CREECH AIR FORCE BASE, Nev. --
African-American influence is infused with the American culture foundation, and transcends generations of segregation and oppression. African-American authors, civil rights activists and even Air Force pilots forged the way forward, and broke down racial barriers through literary influence, civil rights demonstrations and service to country.
To commemorate and acknowledge these figures, National African American History Month honors those who have made significant contributions toward equality, justice and innovation that helped shape the Air Force as we know it today. Their idealism currently lives on through many Airmen as they serve their country.
Today African Americans continue to make a difference in the Air Force and at Creech Air Force Base by flying, maintaining and supporting MQ-1 Predators and MQ-9 Reapers in global persistent attack and reconnaissance operations.
NAAHM provides a glimpse through the many open doors of opportunity for young African Americans, said Master Sgt. Vidal, 22nd Attack Squadron first sergeant. Vidal recounts early memories as a child when he was encouraged by his father to read literature by W.E.B. Dubois and said the impact of it shaped his views toward education and self-motivation.
“It really empowered me, showing me education was a founding source of future opportunities,” said Vidal.
Vidal said works by W.E.B. Dubois and other influential figures were groundbreaking and instrumental to his upbringing.
“A lot of the people who we talk about and celebrate in NAAHM were pioneers and they did something no other African Americans had done up to that point,” said Lt. Col. Ronnie, 432nd Wing squadron commander. “I think it’s equally important to point to successful African Americans who are out there making it happen right now.”
Ronnie and Vidal said the efforts of those before are derived from core values that exemplify American Airmen, such as the Tuskegee Airmen and other African Americans who made an impact early on.
“Those guys proved that African Americans were just as capable, intelligent, hard-working and credible as anyone else,” said Senior Master Sgt. Marquell, 432nd Maintenance Squadron Tiger Aircraft Maintenance Unit superintendent.
The Tuskegee program became the center for African-American aviation during World War II, and the Tuskegee Airmen became one of the most highly respected fighter groups because of their achievements.
“The Tuskegee Airmen in my mind embodied the Air Force’s core values, not just African-American core values,” said Ronnie. “They weren’t about being the best African-American unit. They were about being the best pilots they could be. They have had that impact, not just to the advantage of African Americans in the Air Force, but they made all Airmen in the Air Force better.”

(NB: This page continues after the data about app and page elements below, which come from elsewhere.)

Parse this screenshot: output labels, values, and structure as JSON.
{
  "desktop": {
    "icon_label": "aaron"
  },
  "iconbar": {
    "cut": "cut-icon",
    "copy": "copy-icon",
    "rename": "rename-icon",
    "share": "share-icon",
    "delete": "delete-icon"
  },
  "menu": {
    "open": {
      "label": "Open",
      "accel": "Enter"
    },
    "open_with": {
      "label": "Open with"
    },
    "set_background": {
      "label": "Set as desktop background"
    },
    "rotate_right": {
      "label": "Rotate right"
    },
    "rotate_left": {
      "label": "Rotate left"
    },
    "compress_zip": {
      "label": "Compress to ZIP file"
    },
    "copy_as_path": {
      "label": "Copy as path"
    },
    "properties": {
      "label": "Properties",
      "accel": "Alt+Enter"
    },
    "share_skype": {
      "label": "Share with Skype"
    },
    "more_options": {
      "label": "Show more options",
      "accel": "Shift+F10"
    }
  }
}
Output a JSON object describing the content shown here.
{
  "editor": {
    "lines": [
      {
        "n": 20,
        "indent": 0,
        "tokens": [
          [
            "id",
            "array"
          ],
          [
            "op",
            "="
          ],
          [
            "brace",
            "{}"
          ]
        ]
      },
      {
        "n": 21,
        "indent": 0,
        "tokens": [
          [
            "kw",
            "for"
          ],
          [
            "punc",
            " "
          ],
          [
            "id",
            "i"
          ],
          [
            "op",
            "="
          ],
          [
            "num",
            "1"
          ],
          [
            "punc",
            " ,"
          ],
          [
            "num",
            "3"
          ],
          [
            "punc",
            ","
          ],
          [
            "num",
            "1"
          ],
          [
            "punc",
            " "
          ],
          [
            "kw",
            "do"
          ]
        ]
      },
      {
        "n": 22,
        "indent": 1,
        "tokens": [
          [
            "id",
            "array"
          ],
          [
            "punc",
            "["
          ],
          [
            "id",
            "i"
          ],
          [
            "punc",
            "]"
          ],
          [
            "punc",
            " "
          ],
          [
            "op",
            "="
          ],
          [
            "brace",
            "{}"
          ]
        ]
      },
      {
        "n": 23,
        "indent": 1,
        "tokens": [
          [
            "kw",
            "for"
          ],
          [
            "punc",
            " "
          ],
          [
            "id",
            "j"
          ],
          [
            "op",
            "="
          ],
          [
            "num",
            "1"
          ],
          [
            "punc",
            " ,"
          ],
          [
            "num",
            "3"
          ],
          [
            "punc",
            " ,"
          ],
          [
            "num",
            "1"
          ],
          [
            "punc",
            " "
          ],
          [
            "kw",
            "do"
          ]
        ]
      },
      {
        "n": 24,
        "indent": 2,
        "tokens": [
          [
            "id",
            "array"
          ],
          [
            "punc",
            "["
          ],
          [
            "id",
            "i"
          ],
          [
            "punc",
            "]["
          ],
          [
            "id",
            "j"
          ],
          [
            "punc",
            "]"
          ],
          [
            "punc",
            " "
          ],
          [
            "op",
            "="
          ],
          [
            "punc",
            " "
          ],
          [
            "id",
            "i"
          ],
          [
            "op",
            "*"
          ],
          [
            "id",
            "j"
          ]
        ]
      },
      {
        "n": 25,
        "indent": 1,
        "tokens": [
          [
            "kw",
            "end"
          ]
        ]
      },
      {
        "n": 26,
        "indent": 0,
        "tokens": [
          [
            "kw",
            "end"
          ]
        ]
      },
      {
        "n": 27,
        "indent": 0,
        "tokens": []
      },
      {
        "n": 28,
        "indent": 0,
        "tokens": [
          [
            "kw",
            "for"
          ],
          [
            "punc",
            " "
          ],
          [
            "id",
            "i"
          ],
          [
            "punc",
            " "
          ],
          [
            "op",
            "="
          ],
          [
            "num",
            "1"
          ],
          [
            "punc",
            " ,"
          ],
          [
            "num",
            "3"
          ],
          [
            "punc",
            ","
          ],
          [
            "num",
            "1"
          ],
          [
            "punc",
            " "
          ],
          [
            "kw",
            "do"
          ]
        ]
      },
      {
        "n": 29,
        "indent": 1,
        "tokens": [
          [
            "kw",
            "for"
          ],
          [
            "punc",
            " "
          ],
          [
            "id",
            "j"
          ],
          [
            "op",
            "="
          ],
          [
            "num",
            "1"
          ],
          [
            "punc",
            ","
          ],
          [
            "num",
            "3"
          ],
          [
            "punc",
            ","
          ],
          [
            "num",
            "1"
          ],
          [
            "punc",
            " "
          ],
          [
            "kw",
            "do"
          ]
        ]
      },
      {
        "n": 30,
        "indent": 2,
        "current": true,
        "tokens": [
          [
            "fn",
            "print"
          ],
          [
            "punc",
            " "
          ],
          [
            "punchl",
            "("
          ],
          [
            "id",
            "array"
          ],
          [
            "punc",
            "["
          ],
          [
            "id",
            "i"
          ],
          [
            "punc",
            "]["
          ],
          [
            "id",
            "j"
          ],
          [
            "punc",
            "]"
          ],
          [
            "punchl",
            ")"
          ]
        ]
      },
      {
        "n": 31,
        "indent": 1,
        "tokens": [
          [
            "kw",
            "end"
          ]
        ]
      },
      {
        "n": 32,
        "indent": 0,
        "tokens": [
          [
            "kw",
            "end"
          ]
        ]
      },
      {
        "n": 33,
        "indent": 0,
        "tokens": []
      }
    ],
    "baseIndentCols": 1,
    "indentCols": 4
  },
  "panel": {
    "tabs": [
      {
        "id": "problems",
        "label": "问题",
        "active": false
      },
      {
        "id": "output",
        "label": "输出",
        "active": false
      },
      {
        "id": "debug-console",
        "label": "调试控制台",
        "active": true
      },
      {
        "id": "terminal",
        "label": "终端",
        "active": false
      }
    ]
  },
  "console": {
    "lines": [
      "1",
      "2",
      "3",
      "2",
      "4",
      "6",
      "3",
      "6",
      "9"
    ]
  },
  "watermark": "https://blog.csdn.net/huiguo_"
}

Coming from military families, both Ronnie and Vidal agree their biggest role models are their own family members. Morals and values such as education, family, professionalism and leadership were instilled in them from their fathers and grandfathers.
“I’m a fan of works by Malcom X, Marcus Garvey and Dr. Martin Luther King Jr., but one of the few people who have had a significant impact on me was my grandfather,” said Marquell. “He was a hard working guy and a man of principle who took care of his family with literally nothing. There’re some people you’ll see in your life who surpass being a role model. They’re significant figures who make you who you are, simply by watching them be who they are.”
Marquell credits his own upbringing and the work of African Americans before him for his success in today’s fight and stresses the importance of passing the torch to the next generation.
“I come from poverty and an upbringing without academics as a key component, to now having two associates degrees, one professional manager’s certification, one bachelor's degree, a master’s degree and made chief master sergeant this cycle,” said Marquell. “How can I bequeath anything to Airmen about being academically sound, reading books about Malcom X or Dr. Martin Luther King Jr. or the importance of having an education if I don’t do it? The bulk of what I’ve done was to establish credibility to help others along the way.”
Marquell went on to say the accomplishments of African Americans in the armed forces also play a part in establishing a more diverse fighting force.
“Diversity and our differences make us stronger,” said Marquell. “It is why the United States Air Force doesn’t have any other air force that rivals us. Other countries can buy aircraft, but what they can’t buy is a group of people who are able to work together in spite of differences to make our community as a whole better. When we focus on meeting our core values and allow diversity to fill the gaps, we are unstoppable.”
For these three Airmen, NAAHM serves as a reminder of the persistence and perseverance of African Americans whose legacy continues to resonate across the rifts of time and inspire thousands of United States service men and women.